Please repeat each line below exactly, with no images in the copy.

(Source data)
=====

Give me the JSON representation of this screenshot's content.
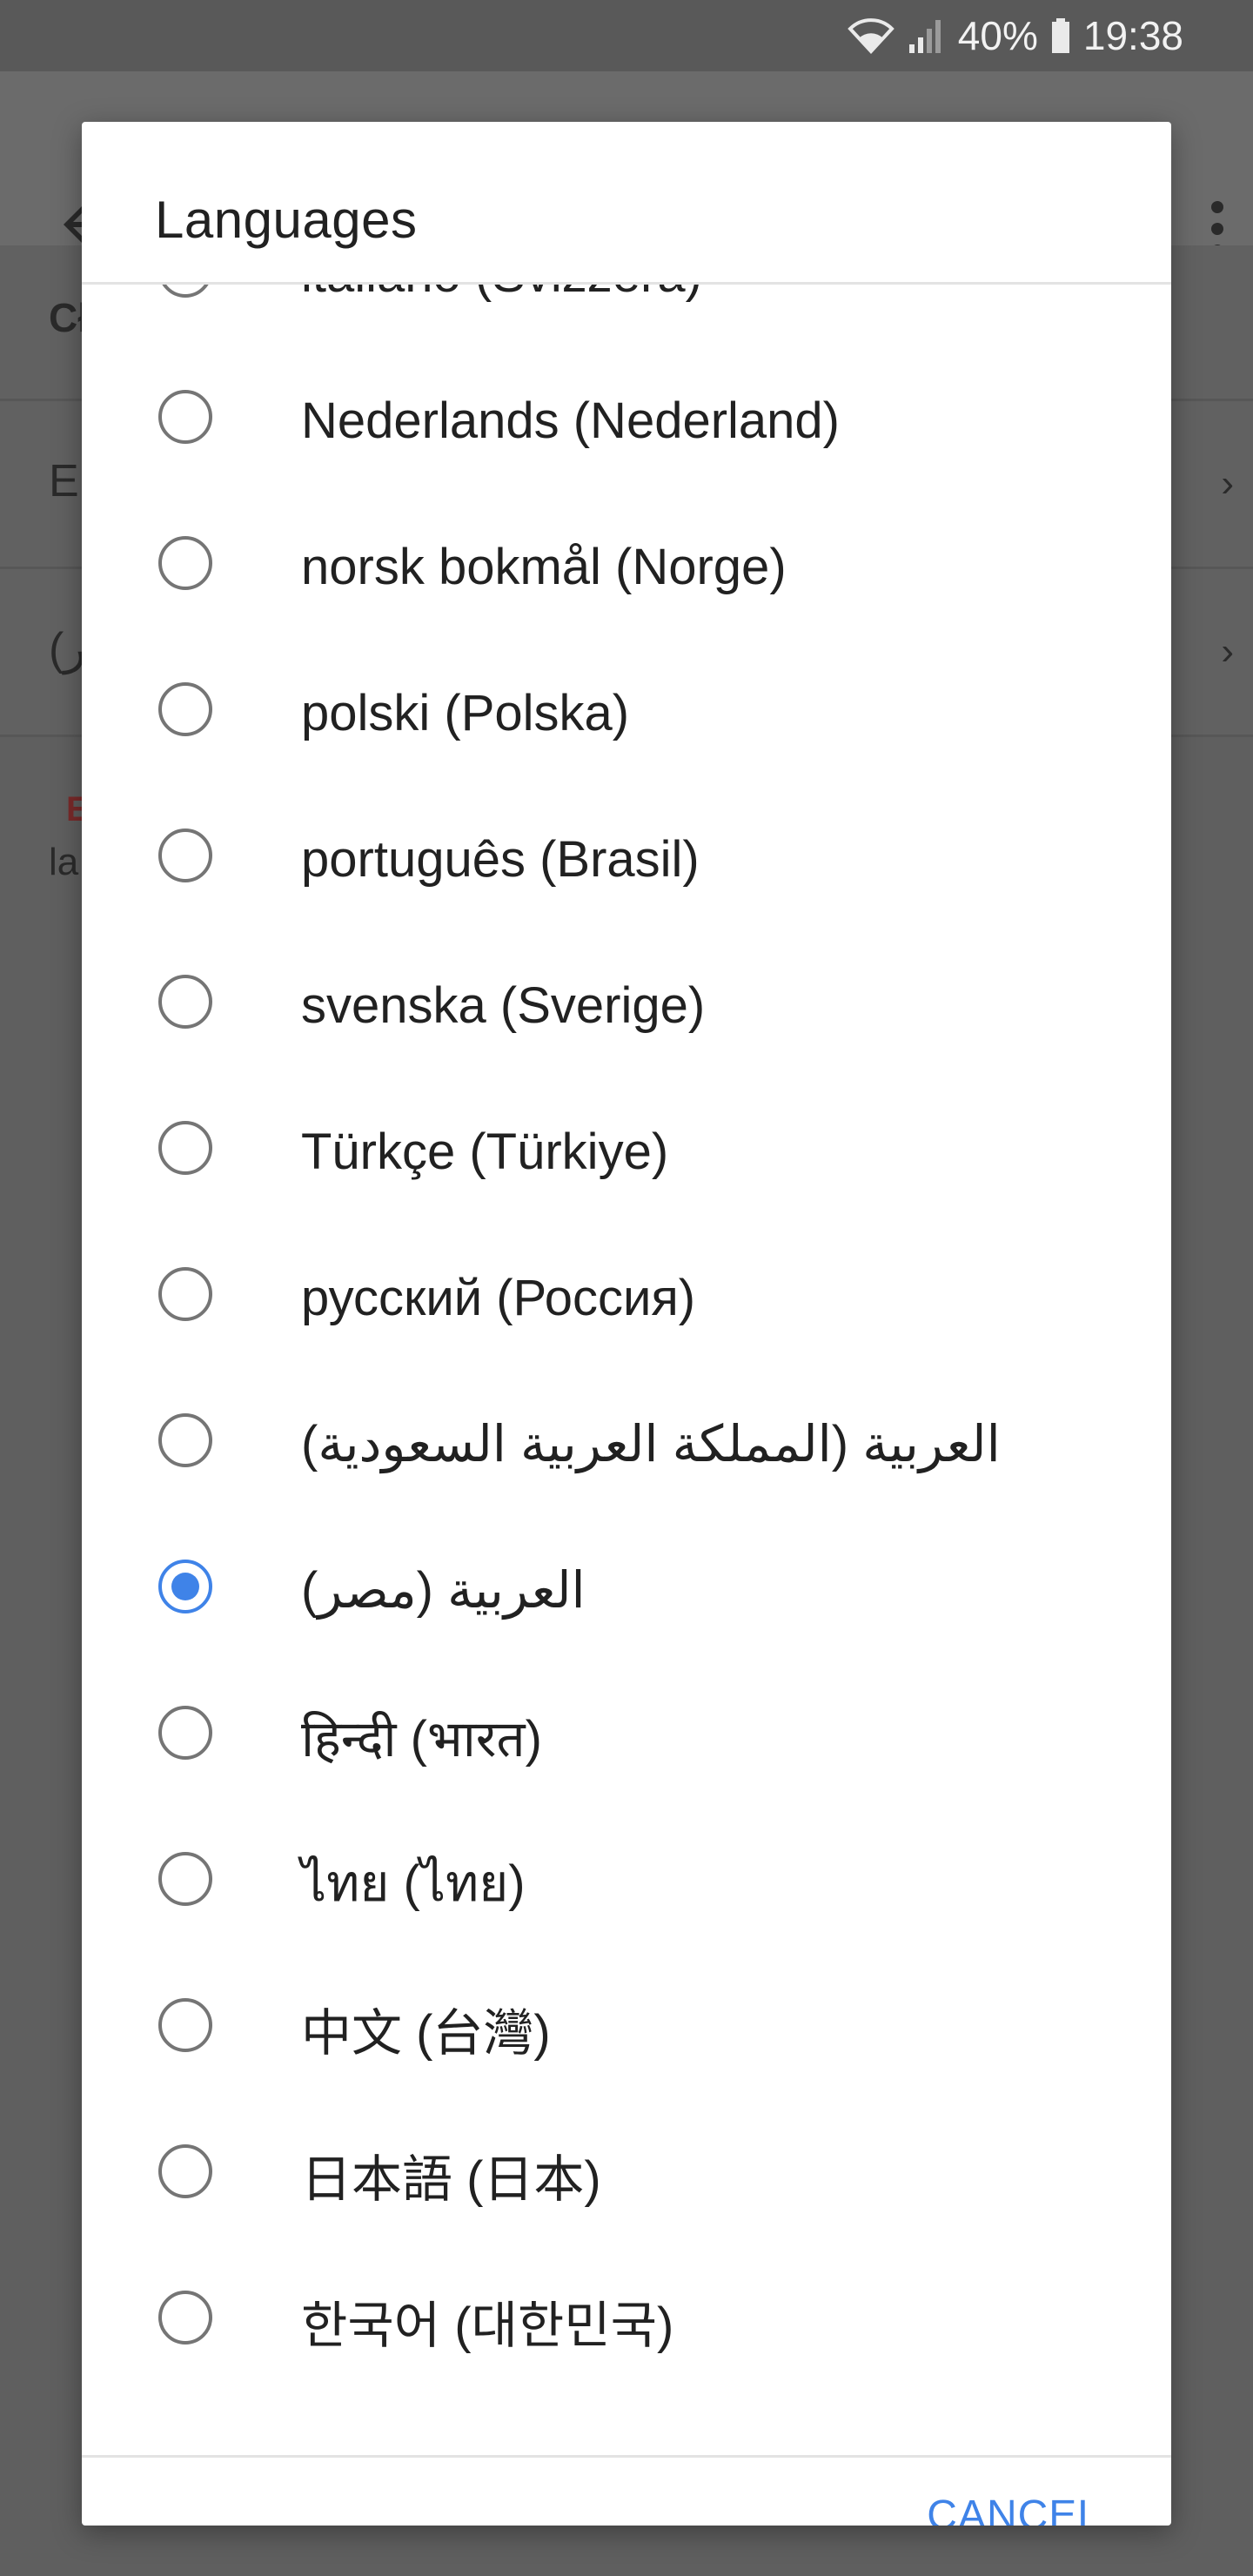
{
  "status_bar": {
    "battery_percent": "40%",
    "time": "19:38",
    "icons": [
      "wifi-icon",
      "signal-icon",
      "battery-icon"
    ]
  },
  "background": {
    "row1_text": "Cł",
    "row2_text": "Er",
    "row3_text": "(ر",
    "note_red": "E",
    "note_text": "la"
  },
  "dialog": {
    "title": "Languages",
    "cancel_label": "CANCEL",
    "accent_color": "#3f83e8",
    "options": [
      {
        "label": "italiano (Svizzera)",
        "selected": false
      },
      {
        "label": "Nederlands (Nederland)",
        "selected": false
      },
      {
        "label": "norsk bokmål (Norge)",
        "selected": false
      },
      {
        "label": "polski (Polska)",
        "selected": false
      },
      {
        "label": "português (Brasil)",
        "selected": false
      },
      {
        "label": "svenska (Sverige)",
        "selected": false
      },
      {
        "label": "Türkçe (Türkiye)",
        "selected": false
      },
      {
        "label": "русский (Россия)",
        "selected": false
      },
      {
        "label": "العربية (المملكة العربية السعودية)",
        "selected": false
      },
      {
        "label": "العربية (مصر)",
        "selected": true
      },
      {
        "label": "हिन्दी (भारत)",
        "selected": false
      },
      {
        "label": "ไทย (ไทย)",
        "selected": false
      },
      {
        "label": "中文 (台灣)",
        "selected": false
      },
      {
        "label": "日本語 (日本)",
        "selected": false
      },
      {
        "label": "한국어 (대한민국)",
        "selected": false
      }
    ]
  }
}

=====

Answer box:
Give me the JSON representation of this screenshot's content.
{
  "status_bar": {
    "battery_percent": "40%",
    "time": "19:38",
    "icons": [
      "wifi-icon",
      "signal-icon",
      "battery-icon"
    ]
  },
  "background": {
    "row1_text": "Cł",
    "row2_text": "Er",
    "row3_text": "(ر",
    "note_red": "E",
    "note_text": "la"
  },
  "dialog": {
    "title": "Languages",
    "cancel_label": "CANCEL",
    "accent_color": "#3f83e8",
    "options": [
      {
        "label": "italiano (Svizzera)",
        "selected": false
      },
      {
        "label": "Nederlands (Nederland)",
        "selected": false
      },
      {
        "label": "norsk bokmål (Norge)",
        "selected": false
      },
      {
        "label": "polski (Polska)",
        "selected": false
      },
      {
        "label": "português (Brasil)",
        "selected": false
      },
      {
        "label": "svenska (Sverige)",
        "selected": false
      },
      {
        "label": "Türkçe (Türkiye)",
        "selected": false
      },
      {
        "label": "русский (Россия)",
        "selected": false
      },
      {
        "label": "العربية (المملكة العربية السعودية)",
        "selected": false
      },
      {
        "label": "العربية (مصر)",
        "selected": true
      },
      {
        "label": "हिन्दी (भारत)",
        "selected": false
      },
      {
        "label": "ไทย (ไทย)",
        "selected": false
      },
      {
        "label": "中文 (台灣)",
        "selected": false
      },
      {
        "label": "日本語 (日本)",
        "selected": false
      },
      {
        "label": "한국어 (대한민국)",
        "selected": false
      }
    ]
  }
}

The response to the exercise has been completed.